Excerpts from a dataset:

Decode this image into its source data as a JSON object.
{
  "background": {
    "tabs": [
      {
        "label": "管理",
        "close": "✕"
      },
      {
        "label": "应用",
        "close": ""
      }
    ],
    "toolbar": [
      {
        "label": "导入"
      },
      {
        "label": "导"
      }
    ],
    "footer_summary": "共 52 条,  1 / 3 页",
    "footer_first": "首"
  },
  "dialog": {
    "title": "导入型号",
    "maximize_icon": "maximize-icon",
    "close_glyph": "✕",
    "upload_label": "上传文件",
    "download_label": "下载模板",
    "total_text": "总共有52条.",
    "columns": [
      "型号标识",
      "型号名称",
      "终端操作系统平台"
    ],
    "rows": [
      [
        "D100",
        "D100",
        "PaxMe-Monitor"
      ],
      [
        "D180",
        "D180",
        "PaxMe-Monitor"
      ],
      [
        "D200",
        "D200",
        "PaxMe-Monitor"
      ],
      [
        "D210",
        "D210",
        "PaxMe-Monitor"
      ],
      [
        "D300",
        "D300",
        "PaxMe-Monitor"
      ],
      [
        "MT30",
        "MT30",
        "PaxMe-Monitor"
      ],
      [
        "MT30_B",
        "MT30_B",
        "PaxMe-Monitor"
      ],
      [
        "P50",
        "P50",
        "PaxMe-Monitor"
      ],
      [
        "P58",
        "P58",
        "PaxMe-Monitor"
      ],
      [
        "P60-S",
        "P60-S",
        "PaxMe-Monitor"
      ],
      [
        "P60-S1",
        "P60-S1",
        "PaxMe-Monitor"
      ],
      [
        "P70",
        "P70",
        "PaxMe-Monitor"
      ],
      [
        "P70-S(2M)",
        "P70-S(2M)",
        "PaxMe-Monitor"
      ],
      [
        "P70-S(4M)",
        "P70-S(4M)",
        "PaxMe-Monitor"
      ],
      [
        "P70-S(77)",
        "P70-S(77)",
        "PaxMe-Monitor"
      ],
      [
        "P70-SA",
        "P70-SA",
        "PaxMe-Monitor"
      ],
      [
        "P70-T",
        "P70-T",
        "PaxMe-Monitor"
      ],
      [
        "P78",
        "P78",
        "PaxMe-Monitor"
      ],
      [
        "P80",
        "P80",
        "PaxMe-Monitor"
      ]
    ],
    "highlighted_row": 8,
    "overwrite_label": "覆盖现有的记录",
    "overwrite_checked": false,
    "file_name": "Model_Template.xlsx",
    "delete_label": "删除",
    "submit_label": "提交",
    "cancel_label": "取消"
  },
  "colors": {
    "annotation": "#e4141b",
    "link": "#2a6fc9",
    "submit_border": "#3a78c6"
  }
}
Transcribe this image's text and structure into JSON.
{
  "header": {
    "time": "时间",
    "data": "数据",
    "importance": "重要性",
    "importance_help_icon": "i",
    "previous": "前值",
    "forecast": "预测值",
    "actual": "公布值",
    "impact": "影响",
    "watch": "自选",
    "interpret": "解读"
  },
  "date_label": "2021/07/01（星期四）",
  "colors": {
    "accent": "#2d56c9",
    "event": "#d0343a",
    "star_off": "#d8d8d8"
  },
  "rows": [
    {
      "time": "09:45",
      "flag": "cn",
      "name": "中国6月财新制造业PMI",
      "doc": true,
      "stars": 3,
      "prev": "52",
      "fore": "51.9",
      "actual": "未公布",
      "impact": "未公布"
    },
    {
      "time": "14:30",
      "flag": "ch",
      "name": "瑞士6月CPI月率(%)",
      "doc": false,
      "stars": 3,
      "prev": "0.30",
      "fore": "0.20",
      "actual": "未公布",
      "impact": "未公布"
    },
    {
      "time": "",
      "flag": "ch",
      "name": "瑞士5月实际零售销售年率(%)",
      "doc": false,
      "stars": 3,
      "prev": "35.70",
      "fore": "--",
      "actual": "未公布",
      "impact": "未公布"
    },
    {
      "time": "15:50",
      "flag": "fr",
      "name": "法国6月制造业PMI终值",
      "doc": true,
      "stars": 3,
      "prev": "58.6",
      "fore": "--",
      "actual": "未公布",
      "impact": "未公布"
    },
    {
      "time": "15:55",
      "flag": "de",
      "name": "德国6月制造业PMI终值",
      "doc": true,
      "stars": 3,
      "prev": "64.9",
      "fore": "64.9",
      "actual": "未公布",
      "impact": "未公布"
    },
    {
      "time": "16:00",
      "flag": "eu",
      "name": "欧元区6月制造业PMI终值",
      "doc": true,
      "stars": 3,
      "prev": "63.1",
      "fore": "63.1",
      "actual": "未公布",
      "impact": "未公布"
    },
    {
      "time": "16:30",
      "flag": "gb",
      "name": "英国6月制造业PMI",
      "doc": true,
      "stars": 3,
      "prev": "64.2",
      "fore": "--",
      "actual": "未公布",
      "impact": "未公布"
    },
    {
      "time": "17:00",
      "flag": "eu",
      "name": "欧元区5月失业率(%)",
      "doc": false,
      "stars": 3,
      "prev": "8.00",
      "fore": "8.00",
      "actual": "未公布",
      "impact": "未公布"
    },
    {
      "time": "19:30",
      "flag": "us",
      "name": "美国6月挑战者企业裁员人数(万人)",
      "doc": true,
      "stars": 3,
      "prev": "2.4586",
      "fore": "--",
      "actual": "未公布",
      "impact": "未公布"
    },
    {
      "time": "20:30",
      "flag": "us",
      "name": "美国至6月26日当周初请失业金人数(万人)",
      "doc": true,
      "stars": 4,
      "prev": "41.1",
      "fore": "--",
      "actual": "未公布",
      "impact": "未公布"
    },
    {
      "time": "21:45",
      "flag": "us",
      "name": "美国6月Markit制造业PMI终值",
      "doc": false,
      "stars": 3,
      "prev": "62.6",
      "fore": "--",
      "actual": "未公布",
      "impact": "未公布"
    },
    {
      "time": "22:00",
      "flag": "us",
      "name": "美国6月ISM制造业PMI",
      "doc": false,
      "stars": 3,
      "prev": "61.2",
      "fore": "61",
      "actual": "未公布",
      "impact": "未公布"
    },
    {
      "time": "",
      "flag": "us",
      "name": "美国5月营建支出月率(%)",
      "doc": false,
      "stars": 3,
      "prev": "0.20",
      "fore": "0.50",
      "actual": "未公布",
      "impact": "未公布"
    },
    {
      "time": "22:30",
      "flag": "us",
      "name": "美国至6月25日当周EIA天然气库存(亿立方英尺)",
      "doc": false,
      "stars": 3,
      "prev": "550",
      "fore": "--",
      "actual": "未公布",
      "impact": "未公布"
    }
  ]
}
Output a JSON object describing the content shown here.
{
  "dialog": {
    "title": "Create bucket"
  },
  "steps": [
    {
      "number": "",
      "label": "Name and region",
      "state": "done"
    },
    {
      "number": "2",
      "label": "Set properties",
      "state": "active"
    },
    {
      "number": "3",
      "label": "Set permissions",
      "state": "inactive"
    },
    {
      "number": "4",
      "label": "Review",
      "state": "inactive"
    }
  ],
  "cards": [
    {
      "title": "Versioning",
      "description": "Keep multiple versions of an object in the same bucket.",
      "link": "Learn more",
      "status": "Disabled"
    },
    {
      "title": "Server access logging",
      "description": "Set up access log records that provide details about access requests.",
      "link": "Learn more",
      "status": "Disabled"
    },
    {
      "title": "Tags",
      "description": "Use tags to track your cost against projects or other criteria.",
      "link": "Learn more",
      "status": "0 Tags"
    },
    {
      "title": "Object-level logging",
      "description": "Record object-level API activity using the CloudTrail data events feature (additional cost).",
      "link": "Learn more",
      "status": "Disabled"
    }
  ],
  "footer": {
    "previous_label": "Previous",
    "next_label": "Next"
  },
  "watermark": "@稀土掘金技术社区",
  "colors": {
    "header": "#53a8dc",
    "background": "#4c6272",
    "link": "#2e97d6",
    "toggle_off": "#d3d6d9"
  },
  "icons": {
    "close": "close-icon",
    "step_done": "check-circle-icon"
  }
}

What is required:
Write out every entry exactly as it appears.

Response to this task:
Decode this image into its source data as a JSON object.
{
  "background": {
    "tabs": [
      {
        "label": "管理",
        "close": "✕"
      },
      {
        "label": "应用",
        "close": ""
      }
    ],
    "toolbar": [
      {
        "label": "导入"
      },
      {
        "label": "导"
      }
    ],
    "footer_summary": "共 52 条,  1 / 3 页",
    "footer_first": "首"
  },
  "dialog": {
    "title": "导入型号",
    "maximize_icon": "maximize-icon",
    "close_glyph": "✕",
    "upload_label": "上传文件",
    "download_label": "下载模板",
    "total_text": "总共有52条.",
    "columns": [
      "型号标识",
      "型号名称",
      "终端操作系统平台"
    ],
    "rows": [
      [
        "D100",
        "D100",
        "PaxMe-Monitor"
      ],
      [
        "D180",
        "D180",
        "PaxMe-Monitor"
      ],
      [
        "D200",
        "D200",
        "PaxMe-Monitor"
      ],
      [
        "D210",
        "D210",
        "PaxMe-Monitor"
      ],
      [
        "D300",
        "D300",
        "PaxMe-Monitor"
      ],
      [
        "MT30",
        "MT30",
        "PaxMe-Monitor"
      ],
      [
        "MT30_B",
        "MT30_B",
        "PaxMe-Monitor"
      ],
      [
        "P50",
        "P50",
        "PaxMe-Monitor"
      ],
      [
        "P58",
        "P58",
        "PaxMe-Monitor"
      ],
      [
        "P60-S",
        "P60-S",
        "PaxMe-Monitor"
      ],
      [
        "P60-S1",
        "P60-S1",
        "PaxMe-Monitor"
      ],
      [
        "P70",
        "P70",
        "PaxMe-Monitor"
      ],
      [
        "P70-S(2M)",
        "P70-S(2M)",
        "PaxMe-Monitor"
      ],
      [
        "P70-S(4M)",
        "P70-S(4M)",
        "PaxMe-Monitor"
      ],
      [
        "P70-S(77)",
        "P70-S(77)",
        "PaxMe-Monitor"
      ],
      [
        "P70-SA",
        "P70-SA",
        "PaxMe-Monitor"
      ],
      [
        "P70-T",
        "P70-T",
        "PaxMe-Monitor"
      ],
      [
        "P78",
        "P78",
        "PaxMe-Monitor"
      ],
      [
        "P80",
        "P80",
        "PaxMe-Monitor"
      ]
    ],
    "highlighted_row": 8,
    "overwrite_label": "覆盖现有的记录",
    "overwrite_checked": false,
    "file_name": "Model_Template.xlsx",
    "delete_label": "删除",
    "submit_label": "提交",
    "cancel_label": "取消"
  },
  "colors": {
    "annotation": "#e4141b",
    "link": "#2a6fc9",
    "submit_border": "#3a78c6"
  }
}
Transcribe this image's text and structure into JSON.
{
  "header": {
    "time": "时间",
    "data": "数据",
    "importance": "重要性",
    "importance_help_icon": "i",
    "previous": "前值",
    "forecast": "预测值",
    "actual": "公布值",
    "impact": "影响",
    "watch": "自选",
    "interpret": "解读"
  },
  "date_label": "2021/07/01（星期四）",
  "colors": {
    "accent": "#2d56c9",
    "event": "#d0343a",
    "star_off": "#d8d8d8"
  },
  "rows": [
    {
      "time": "09:45",
      "flag": "cn",
      "name": "中国6月财新制造业PMI",
      "doc": true,
      "stars": 3,
      "prev": "52",
      "fore": "51.9",
      "actual": "未公布",
      "impact": "未公布"
    },
    {
      "time": "14:30",
      "flag": "ch",
      "name": "瑞士6月CPI月率(%)",
      "doc": false,
      "stars": 3,
      "prev": "0.30",
      "fore": "0.20",
      "actual": "未公布",
      "impact": "未公布"
    },
    {
      "time": "",
      "flag": "ch",
      "name": "瑞士5月实际零售销售年率(%)",
      "doc": false,
      "stars": 3,
      "prev": "35.70",
      "fore": "--",
      "actual": "未公布",
      "impact": "未公布"
    },
    {
      "time": "15:50",
      "flag": "fr",
      "name": "法国6月制造业PMI终值",
      "doc": true,
      "stars": 3,
      "prev": "58.6",
      "fore": "--",
      "actual": "未公布",
      "impact": "未公布"
    },
    {
      "time": "15:55",
      "flag": "de",
      "name": "德国6月制造业PMI终值",
      "doc": true,
      "stars": 3,
      "prev": "64.9",
      "fore": "64.9",
      "actual": "未公布",
      "impact": "未公布"
    },
    {
      "time": "16:00",
      "flag": "eu",
      "name": "欧元区6月制造业PMI终值",
      "doc": true,
      "stars": 3,
      "prev": "63.1",
      "fore": "63.1",
      "actual": "未公布",
      "impact": "未公布"
    },
    {
      "time": "16:30",
      "flag": "gb",
      "name": "英国6月制造业PMI",
      "doc": true,
      "stars": 3,
      "prev": "64.2",
      "fore": "--",
      "actual": "未公布",
      "impact": "未公布"
    },
    {
      "time": "17:00",
      "flag": "eu",
      "name": "欧元区5月失业率(%)",
      "doc": false,
      "stars": 3,
      "prev": "8.00",
      "fore": "8.00",
      "actual": "未公布",
      "impact": "未公布"
    },
    {
      "time": "19:30",
      "flag": "us",
      "name": "美国6月挑战者企业裁员人数(万人)",
      "doc": true,
      "stars": 3,
      "prev": "2.4586",
      "fore": "--",
      "actual": "未公布",
      "impact": "未公布"
    },
    {
      "time": "20:30",
      "flag": "us",
      "name": "美国至6月26日当周初请失业金人数(万人)",
      "doc": true,
      "stars": 4,
      "prev": "41.1",
      "fore": "--",
      "actual": "未公布",
      "impact": "未公布"
    },
    {
      "time": "21:45",
      "flag": "us",
      "name": "美国6月Markit制造业PMI终值",
      "doc": false,
      "stars": 3,
      "prev": "62.6",
      "fore": "--",
      "actual": "未公布",
      "impact": "未公布"
    },
    {
      "time": "22:00",
      "flag": "us",
      "name": "美国6月ISM制造业PMI",
      "doc": false,
      "stars": 3,
      "prev": "61.2",
      "fore": "61",
      "actual": "未公布",
      "impact": "未公布"
    },
    {
      "time": "",
      "flag": "us",
      "name": "美国5月营建支出月率(%)",
      "doc": false,
      "stars": 3,
      "prev": "0.20",
      "fore": "0.50",
      "actual": "未公布",
      "impact": "未公布"
    },
    {
      "time": "22:30",
      "flag": "us",
      "name": "美国至6月25日当周EIA天然气库存(亿立方英尺)",
      "doc": false,
      "stars": 3,
      "prev": "550",
      "fore": "--",
      "actual": "未公布",
      "impact": "未公布"
    }
  ]
}
Output a JSON object describing the content shown here.
{
  "dialog": {
    "title": "Create bucket"
  },
  "steps": [
    {
      "number": "",
      "label": "Name and region",
      "state": "done"
    },
    {
      "number": "2",
      "label": "Set properties",
      "state": "active"
    },
    {
      "number": "3",
      "label": "Set permissions",
      "state": "inactive"
    },
    {
      "number": "4",
      "label": "Review",
      "state": "inactive"
    }
  ],
  "cards": [
    {
      "title": "Versioning",
      "description": "Keep multiple versions of an object in the same bucket.",
      "link": "Learn more",
      "status": "Disabled"
    },
    {
      "title": "Server access logging",
      "description": "Set up access log records that provide details about access requests.",
      "link": "Learn more",
      "status": "Disabled"
    },
    {
      "title": "Tags",
      "description": "Use tags to track your cost against projects or other criteria.",
      "link": "Learn more",
      "status": "0 Tags"
    },
    {
      "title": "Object-level logging",
      "description": "Record object-level API activity using the CloudTrail data events feature (additional cost).",
      "link": "Learn more",
      "status": "Disabled"
    }
  ],
  "footer": {
    "previous_label": "Previous",
    "next_label": "Next"
  },
  "watermark": "@稀土掘金技术社区",
  "colors": {
    "header": "#53a8dc",
    "background": "#4c6272",
    "link": "#2e97d6",
    "toggle_off": "#d3d6d9"
  },
  "icons": {
    "close": "close-icon",
    "step_done": "check-circle-icon"
  }
}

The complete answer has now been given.